_TASK PROMPT_. Exactly as written, return the entries below, minus any pictures.

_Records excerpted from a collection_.
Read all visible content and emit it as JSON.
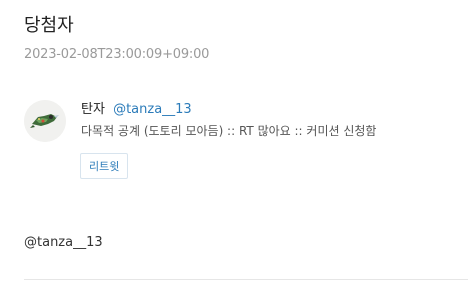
{
  "post": {
    "title": "당첨자",
    "timestamp": "2023-02-08T23:00:09+09:00",
    "mention": "@tanza__13"
  },
  "tweet": {
    "author_name": "탄자",
    "author_handle": "@tanza__13",
    "text": "다목적 공계 (도토리 모아듬) :: RT 많아요 :: 커미션 신청함",
    "retweet_label": "리트윗",
    "avatar_icon": "bird-illustration-avatar"
  },
  "colors": {
    "link": "#2b7bb9",
    "muted": "#9a9a9a"
  }
}
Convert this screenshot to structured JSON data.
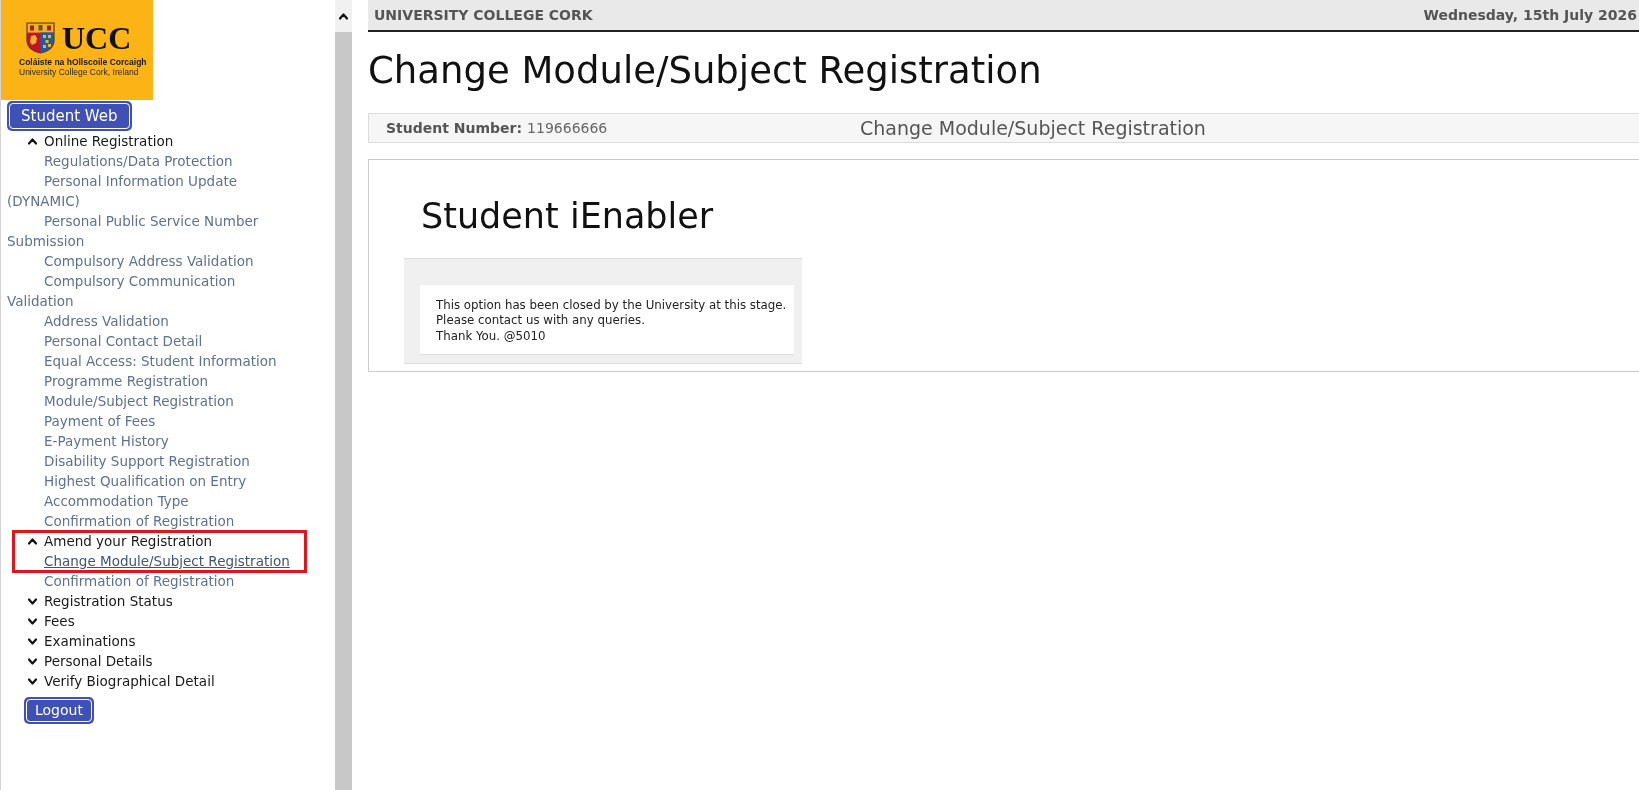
{
  "sidebar": {
    "logo": {
      "wordmark": "UCC",
      "name_irish": "Coláiste na hOllscoile Corcaigh",
      "name_english": "University College Cork, Ireland"
    },
    "home_button": "Student Web",
    "sections": [
      {
        "label": "Online Registration",
        "expanded": true,
        "framed": false,
        "children": [
          {
            "label": "Regulations/Data Protection",
            "selected": false
          },
          {
            "label": "Personal Information Update (DYNAMIC)",
            "selected": false
          },
          {
            "label": "Personal Public Service Number Submission",
            "selected": false
          },
          {
            "label": "Compulsory Address Validation",
            "selected": false
          },
          {
            "label": "Compulsory Communication Validation",
            "selected": false
          },
          {
            "label": "Address Validation",
            "selected": false
          },
          {
            "label": "Personal Contact Detail",
            "selected": false
          },
          {
            "label": "Equal Access: Student Information",
            "selected": false
          },
          {
            "label": "Programme Registration",
            "selected": false
          },
          {
            "label": "Module/Subject Registration",
            "selected": false
          },
          {
            "label": "Payment of Fees",
            "selected": false
          },
          {
            "label": "E-Payment History",
            "selected": false
          },
          {
            "label": "Disability Support Registration",
            "selected": false
          },
          {
            "label": "Highest Qualification on Entry",
            "selected": false
          },
          {
            "label": "Accommodation Type",
            "selected": false
          },
          {
            "label": "Confirmation of Registration",
            "selected": false
          }
        ]
      },
      {
        "label": "Amend your Registration",
        "expanded": true,
        "framed": true,
        "children": [
          {
            "label": "Change Module/Subject Registration",
            "selected": true
          },
          {
            "label": "Confirmation of Registration",
            "selected": false
          }
        ]
      },
      {
        "label": "Registration Status",
        "expanded": false,
        "framed": false
      },
      {
        "label": "Fees",
        "expanded": false,
        "framed": false
      },
      {
        "label": "Examinations",
        "expanded": false,
        "framed": false
      },
      {
        "label": "Personal Details",
        "expanded": false,
        "framed": false
      },
      {
        "label": "Verify Biographical Detail",
        "expanded": false,
        "framed": false
      }
    ],
    "logout_button": "Logout"
  },
  "top_bar": {
    "institution": "UNIVERSITY COLLEGE CORK",
    "date": "Wednesday, 15th July 2026"
  },
  "page_title": "Change Module/Subject Registration",
  "student_bar": {
    "label": "Student Number:",
    "value": "119666666",
    "title": "Change Module/Subject Registration"
  },
  "panel": {
    "title": "Student iEnabler",
    "message": "This option has been closed by the University at this stage.\nPlease contact us with any queries.\nThank You. @5010"
  }
}
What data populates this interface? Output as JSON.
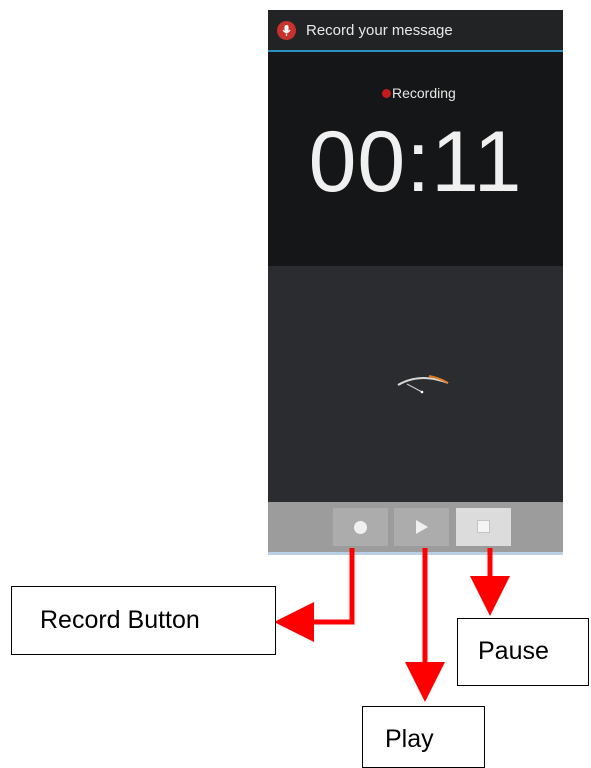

_SOLUTION BELOW_.
Read all visible content and emit it as JSON.
{
  "post": {
    "title": "당첨자",
    "timestamp": "2023-02-08T23:00:09+09:00",
    "mention": "@tanza__13"
  },
  "tweet": {
    "author_name": "탄자",
    "author_handle": "@tanza__13",
    "text": "다목적 공계 (도토리 모아듬) :: RT 많아요 :: 커미션 신청함",
    "retweet_label": "리트윗",
    "avatar_icon": "bird-illustration-avatar"
  },
  "colors": {
    "link": "#2b7bb9",
    "muted": "#9a9a9a"
  }
}
Convert this screenshot to structured JSON data.
{
  "sidebar": {
    "logo": {
      "wordmark": "UCC",
      "name_irish": "Coláiste na hOllscoile Corcaigh",
      "name_english": "University College Cork, Ireland"
    },
    "home_button": "Student Web",
    "sections": [
      {
        "label": "Online Registration",
        "expanded": true,
        "framed": false,
        "children": [
          {
            "label": "Regulations/Data Protection",
            "selected": false
          },
          {
            "label": "Personal Information Update (DYNAMIC)",
            "selected": false
          },
          {
            "label": "Personal Public Service Number Submission",
            "selected": false
          },
          {
            "label": "Compulsory Address Validation",
            "selected": false
          },
          {
            "label": "Compulsory Communication Validation",
            "selected": false
          },
          {
            "label": "Address Validation",
            "selected": false
          },
          {
            "label": "Personal Contact Detail",
            "selected": false
          },
          {
            "label": "Equal Access: Student Information",
            "selected": false
          },
          {
            "label": "Programme Registration",
            "selected": false
          },
          {
            "label": "Module/Subject Registration",
            "selected": false
          },
          {
            "label": "Payment of Fees",
            "selected": false
          },
          {
            "label": "E-Payment History",
            "selected": false
          },
          {
            "label": "Disability Support Registration",
            "selected": false
          },
          {
            "label": "Highest Qualification on Entry",
            "selected": false
          },
          {
            "label": "Accommodation Type",
            "selected": false
          },
          {
            "label": "Confirmation of Registration",
            "selected": false
          }
        ]
      },
      {
        "label": "Amend your Registration",
        "expanded": true,
        "framed": true,
        "children": [
          {
            "label": "Change Module/Subject Registration",
            "selected": true
          },
          {
            "label": "Confirmation of Registration",
            "selected": false
          }
        ]
      },
      {
        "label": "Registration Status",
        "expanded": false,
        "framed": false
      },
      {
        "label": "Fees",
        "expanded": false,
        "framed": false
      },
      {
        "label": "Examinations",
        "expanded": false,
        "framed": false
      },
      {
        "label": "Personal Details",
        "expanded": false,
        "framed": false
      },
      {
        "label": "Verify Biographical Detail",
        "expanded": false,
        "framed": false
      }
    ],
    "logout_button": "Logout"
  },
  "top_bar": {
    "institution": "UNIVERSITY COLLEGE CORK",
    "date": "Wednesday, 15th July 2026"
  },
  "page_title": "Change Module/Subject Registration",
  "student_bar": {
    "label": "Student Number:",
    "value": "119666666",
    "title": "Change Module/Subject Registration"
  },
  "panel": {
    "title": "Student iEnabler",
    "message": "This option has been closed by the University at this stage.\nPlease contact us with any queries.\nThank You. @5010"
  }
}
What data populates this interface? Output as JSON.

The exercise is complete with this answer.